Interface dataset entries:
______
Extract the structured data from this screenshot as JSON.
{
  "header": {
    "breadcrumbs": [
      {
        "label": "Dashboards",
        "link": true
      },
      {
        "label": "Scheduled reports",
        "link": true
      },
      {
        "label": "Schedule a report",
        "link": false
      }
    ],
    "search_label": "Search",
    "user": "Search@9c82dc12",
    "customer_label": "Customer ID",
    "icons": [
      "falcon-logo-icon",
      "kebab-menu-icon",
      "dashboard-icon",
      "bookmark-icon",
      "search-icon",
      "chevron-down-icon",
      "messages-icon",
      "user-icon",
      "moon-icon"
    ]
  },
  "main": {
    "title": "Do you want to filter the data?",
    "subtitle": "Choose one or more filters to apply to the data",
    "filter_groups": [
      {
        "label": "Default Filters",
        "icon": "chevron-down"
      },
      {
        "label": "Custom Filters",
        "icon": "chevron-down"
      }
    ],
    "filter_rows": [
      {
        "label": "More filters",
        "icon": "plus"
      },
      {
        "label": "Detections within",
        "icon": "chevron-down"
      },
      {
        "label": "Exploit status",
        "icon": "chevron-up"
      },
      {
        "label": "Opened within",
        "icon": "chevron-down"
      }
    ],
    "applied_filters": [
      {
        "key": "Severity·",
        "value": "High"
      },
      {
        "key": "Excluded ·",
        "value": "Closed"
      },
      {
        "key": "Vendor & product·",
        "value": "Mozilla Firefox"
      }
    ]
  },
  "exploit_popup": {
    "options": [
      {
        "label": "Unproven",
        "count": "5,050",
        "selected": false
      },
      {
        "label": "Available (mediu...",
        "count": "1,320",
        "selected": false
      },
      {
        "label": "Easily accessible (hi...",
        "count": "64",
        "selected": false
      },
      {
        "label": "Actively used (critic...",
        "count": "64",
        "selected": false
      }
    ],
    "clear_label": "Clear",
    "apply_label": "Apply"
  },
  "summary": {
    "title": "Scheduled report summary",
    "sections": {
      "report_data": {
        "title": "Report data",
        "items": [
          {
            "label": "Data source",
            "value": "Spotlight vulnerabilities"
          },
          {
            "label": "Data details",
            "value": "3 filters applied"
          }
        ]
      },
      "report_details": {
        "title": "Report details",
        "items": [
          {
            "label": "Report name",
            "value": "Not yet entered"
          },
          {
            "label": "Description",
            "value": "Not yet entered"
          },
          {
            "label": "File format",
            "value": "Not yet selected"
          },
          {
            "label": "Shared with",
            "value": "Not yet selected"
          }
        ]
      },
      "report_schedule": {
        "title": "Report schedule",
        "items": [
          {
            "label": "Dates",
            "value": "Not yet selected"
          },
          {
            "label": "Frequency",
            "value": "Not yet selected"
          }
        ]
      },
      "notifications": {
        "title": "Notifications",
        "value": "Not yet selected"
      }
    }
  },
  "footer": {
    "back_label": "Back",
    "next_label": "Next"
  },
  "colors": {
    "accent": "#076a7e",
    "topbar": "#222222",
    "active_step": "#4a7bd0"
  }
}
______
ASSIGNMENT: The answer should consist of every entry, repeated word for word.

RESULT OF THE TASK:
Extract the structured data from this screenshot as JSON.
{
  "header": {
    "breadcrumbs": [
      {
        "label": "Dashboards",
        "link": true
      },
      {
        "label": "Scheduled reports",
        "link": true
      },
      {
        "label": "Schedule a report",
        "link": false
      }
    ],
    "search_label": "Search",
    "user": "Search@9c82dc12",
    "customer_label": "Customer ID",
    "icons": [
      "falcon-logo-icon",
      "kebab-menu-icon",
      "dashboard-icon",
      "bookmark-icon",
      "search-icon",
      "chevron-down-icon",
      "messages-icon",
      "user-icon",
      "moon-icon"
    ]
  },
  "main": {
    "title": "Do you want to filter the data?",
    "subtitle": "Choose one or more filters to apply to the data",
    "filter_groups": [
      {
        "label": "Default Filters",
        "icon": "chevron-down"
      },
      {
        "label": "Custom Filters",
        "icon": "chevron-down"
      }
    ],
    "filter_rows": [
      {
        "label": "More filters",
        "icon": "plus"
      },
      {
        "label": "Detections within",
        "icon": "chevron-down"
      },
      {
        "label": "Exploit status",
        "icon": "chevron-up"
      },
      {
        "label": "Opened within",
        "icon": "chevron-down"
      }
    ],
    "applied_filters": [
      {
        "key": "Severity·",
        "value": "High"
      },
      {
        "key": "Excluded ·",
        "value": "Closed"
      },
      {
        "key": "Vendor & product·",
        "value": "Mozilla Firefox"
      }
    ]
  },
  "exploit_popup": {
    "options": [
      {
        "label": "Unproven",
        "count": "5,050",
        "selected": false
      },
      {
        "label": "Available (mediu...",
        "count": "1,320",
        "selected": false
      },
      {
        "label": "Easily accessible (hi...",
        "count": "64",
        "selected": false
      },
      {
        "label": "Actively used (critic...",
        "count": "64",
        "selected": false
      }
    ],
    "clear_label": "Clear",
    "apply_label": "Apply"
  },
  "summary": {
    "title": "Scheduled report summary",
    "sections": {
      "report_data": {
        "title": "Report data",
        "items": [
          {
            "label": "Data source",
            "value": "Spotlight vulnerabilities"
          },
          {
            "label": "Data details",
            "value": "3 filters applied"
          }
        ]
      },
      "report_details": {
        "title": "Report details",
        "items": [
          {
            "label": "Report name",
            "value": "Not yet entered"
          },
          {
            "label": "Description",
            "value": "Not yet entered"
          },
          {
            "label": "File format",
            "value": "Not yet selected"
          },
          {
            "label": "Shared with",
            "value": "Not yet selected"
          }
        ]
      },
      "report_schedule": {
        "title": "Report schedule",
        "items": [
          {
            "label": "Dates",
            "value": "Not yet selected"
          },
          {
            "label": "Frequency",
            "value": "Not yet selected"
          }
        ]
      },
      "notifications": {
        "title": "Notifications",
        "value": "Not yet selected"
      }
    }
  },
  "footer": {
    "back_label": "Back",
    "next_label": "Next"
  },
  "colors": {
    "accent": "#076a7e",
    "topbar": "#222222",
    "active_step": "#4a7bd0"
  }
}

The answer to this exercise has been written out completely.